Wedding dresses: colours, ethics and will you wear it again?
White wedding dresses under-whelm me. There I have said it. Almost every time I see one, I feel that I have already seen that same style in a guilty pleasure rom-com or a magazine; the ‘wow’ factor is diminished. Even more under-whelming to me is the fact that you wear a dress only one day of your life, and it may be your most expensive clothing purchase as well as your most beautiful. There seems to be a glamorous wastefulness that is encouraged in the ritual of purchasing your beloved bridal gown that exists as a ‘one dress stand’. Although mothers’ may hand down their dresses to their daughters, judging by the amount of bridal shops and magazines, the majority seek a new one out. Renting is a good option, but I still wonder about the labour behind the label of any rented or purchased dress as well as the general politics behind the white corset and flouncey skirt, the bridal livery.
First of all, the white dress: No one even wore white dresses until Queen Victoria, the matriarch of repressive sexuality, made it fashionable. I actually think this colour is what holds people back from wearing their wedding dresses casually to their garden parties. Once it is white, it identifies the woman as a bride, and she is only a bride at her wedding. Therefore the dress becomes a costume slut, only good for one thing, and out of place for everything else (apart from maybe a Halloween corpse bride). Of course you need to look like the centre of everyone’s attention, but I am unconvinced that white is the only way that can distinguish you from the crowd, especially as half of the crowd wore or will wear white too. But it isn’t just a crowd issue, it’s a political issue. White on your wedding day, as everyone knows but doesn’t always care, traditionally means pure virgin land for the groom to plough where none has gone before. If you don’t mind the history of the colour or the idea of spending so much time, money and effort on a dress you aren’t likely to wear again, let’s move on to point two: the labour behind the label.

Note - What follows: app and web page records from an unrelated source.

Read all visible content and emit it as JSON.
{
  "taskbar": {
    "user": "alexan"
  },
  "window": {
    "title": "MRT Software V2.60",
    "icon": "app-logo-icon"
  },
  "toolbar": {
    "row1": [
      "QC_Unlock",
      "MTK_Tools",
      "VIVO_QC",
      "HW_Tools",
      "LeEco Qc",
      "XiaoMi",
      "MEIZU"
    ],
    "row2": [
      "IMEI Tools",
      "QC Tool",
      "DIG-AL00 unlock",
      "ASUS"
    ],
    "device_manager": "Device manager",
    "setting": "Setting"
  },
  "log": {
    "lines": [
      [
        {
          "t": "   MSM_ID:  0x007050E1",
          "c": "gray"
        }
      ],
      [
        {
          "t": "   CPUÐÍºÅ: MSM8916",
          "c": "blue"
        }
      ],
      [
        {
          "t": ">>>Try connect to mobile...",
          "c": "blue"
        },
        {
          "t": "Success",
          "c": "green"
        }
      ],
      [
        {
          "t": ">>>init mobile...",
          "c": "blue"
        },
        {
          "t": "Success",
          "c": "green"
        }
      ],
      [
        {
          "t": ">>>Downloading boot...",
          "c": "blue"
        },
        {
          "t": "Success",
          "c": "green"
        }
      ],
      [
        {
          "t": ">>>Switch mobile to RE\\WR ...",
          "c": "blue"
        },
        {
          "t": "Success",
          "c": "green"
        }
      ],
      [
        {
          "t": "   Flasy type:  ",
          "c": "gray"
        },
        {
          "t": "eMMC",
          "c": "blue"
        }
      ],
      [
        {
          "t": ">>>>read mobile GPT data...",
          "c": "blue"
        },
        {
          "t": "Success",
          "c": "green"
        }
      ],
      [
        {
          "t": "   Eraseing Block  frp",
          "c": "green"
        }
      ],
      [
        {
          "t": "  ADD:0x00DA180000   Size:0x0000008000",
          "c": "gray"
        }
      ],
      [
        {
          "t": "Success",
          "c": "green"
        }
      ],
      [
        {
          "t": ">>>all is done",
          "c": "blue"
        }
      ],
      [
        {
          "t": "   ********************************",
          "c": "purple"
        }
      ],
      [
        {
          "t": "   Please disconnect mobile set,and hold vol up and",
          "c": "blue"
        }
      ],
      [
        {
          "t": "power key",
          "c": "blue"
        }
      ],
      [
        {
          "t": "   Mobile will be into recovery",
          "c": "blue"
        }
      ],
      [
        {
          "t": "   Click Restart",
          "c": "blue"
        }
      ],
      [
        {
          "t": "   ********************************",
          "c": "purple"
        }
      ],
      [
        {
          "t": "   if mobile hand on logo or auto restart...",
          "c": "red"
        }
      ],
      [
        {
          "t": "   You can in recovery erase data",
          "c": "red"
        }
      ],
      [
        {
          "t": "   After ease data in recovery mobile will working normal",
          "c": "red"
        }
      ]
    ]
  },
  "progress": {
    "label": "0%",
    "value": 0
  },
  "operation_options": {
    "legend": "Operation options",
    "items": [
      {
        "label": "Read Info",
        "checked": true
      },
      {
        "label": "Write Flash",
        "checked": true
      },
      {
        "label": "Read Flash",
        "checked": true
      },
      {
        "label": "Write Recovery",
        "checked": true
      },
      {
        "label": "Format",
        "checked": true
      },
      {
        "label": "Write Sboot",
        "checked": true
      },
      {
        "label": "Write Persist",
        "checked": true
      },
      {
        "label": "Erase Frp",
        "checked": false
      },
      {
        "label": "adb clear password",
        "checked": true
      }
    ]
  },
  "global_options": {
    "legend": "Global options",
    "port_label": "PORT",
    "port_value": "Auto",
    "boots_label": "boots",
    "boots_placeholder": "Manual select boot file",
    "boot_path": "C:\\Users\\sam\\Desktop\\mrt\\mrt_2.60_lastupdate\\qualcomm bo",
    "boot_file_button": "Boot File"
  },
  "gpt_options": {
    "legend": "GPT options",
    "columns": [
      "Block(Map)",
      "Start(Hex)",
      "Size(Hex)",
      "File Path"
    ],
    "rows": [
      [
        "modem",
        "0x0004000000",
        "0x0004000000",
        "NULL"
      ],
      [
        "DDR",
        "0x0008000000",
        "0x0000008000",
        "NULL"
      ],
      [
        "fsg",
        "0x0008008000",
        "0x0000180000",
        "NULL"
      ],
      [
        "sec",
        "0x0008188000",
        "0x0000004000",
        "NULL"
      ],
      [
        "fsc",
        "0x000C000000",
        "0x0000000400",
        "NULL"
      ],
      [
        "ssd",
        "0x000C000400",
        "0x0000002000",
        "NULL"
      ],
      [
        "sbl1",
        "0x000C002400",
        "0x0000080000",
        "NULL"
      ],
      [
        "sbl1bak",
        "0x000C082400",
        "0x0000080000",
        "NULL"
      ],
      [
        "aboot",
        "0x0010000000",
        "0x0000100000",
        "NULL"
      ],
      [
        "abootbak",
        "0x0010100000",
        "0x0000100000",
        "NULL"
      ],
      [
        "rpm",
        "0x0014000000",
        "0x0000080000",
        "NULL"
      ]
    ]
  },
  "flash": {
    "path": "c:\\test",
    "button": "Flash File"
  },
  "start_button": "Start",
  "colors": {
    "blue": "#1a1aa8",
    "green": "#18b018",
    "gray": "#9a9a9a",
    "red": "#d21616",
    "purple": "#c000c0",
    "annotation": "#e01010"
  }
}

This year I am going to be a bridesmaid for my housemate from university’s wedding. Her name is Katy and we have always had good-natured debates, agreeing more often than not. For a fresh approach, I took her to an Indian & ethical bridal wear shop, just to try on a couple of dresses that were a bit unconventional for a Greek Cypriote. These dresses were fabulous and the shop inspired her to start thinking about making her own dress. Alas, as a busy PHD student finding a cure for asthma, with a wedding only a few months away, this romantic idea seemed more of an idea than a reality. I asked her a few questions about finding an ethical wedding dress for her special day, whether white was an important colour and would she want a dress she could wear again.
So, Katy! Was buying an ethical wedding dress important at all to you?
Yes it is important to me. My yaya (grandma) took me to Organics to buy my wedding dress, and the dresses are made on site!
Did you want a white wedding dress?
Yes, I like the tradition of it!
Even though the tradition is a virgin being ploughed by a groom?
Well, the thing is, it’s more than that. Maybe that is how it started, but it’s now a symbol of being married.
But your dress is Ivory. Ivory isn’t quite white?
Ivory is just a more flattering version of white. Whether it’s got virgin connotations or whatever, it doesn’t really matter. It’s like looking outside and seeing the pretty snow on the grass. I really like the idea of wearing a white dress and I think it suits me as well! And it’s very Greek.
Do you think you may ever wear your dress casually to a garden party or the opera? Can you get away with it, or is it definitely a wedding dress?
No, it’s definitely a wedding dress. I think I might put it on, on anniversaries. I definitely wouldn’t sell it. Some people sell their wedding dresses but I would keep mine. I think it is a sentimental thing more than anything, like keeping your birthday cards. I know it’s expensive, but…. I think getting married is essentially special, and actually the dress is it’s own party. And back in the day the villagers used to kill the calf that was a year’s worth of wages. It’s traditional to make an effort!
So whether you decide to wear white or another equally exciting colour, I think it’s important to make sure that your dress, which is worthy of a party in itself, is an ethical purchase, like my good friend Katy has done. Here are a couple of ethical wedding dress retailers House of Beth recommends:
By Rosalind Kendal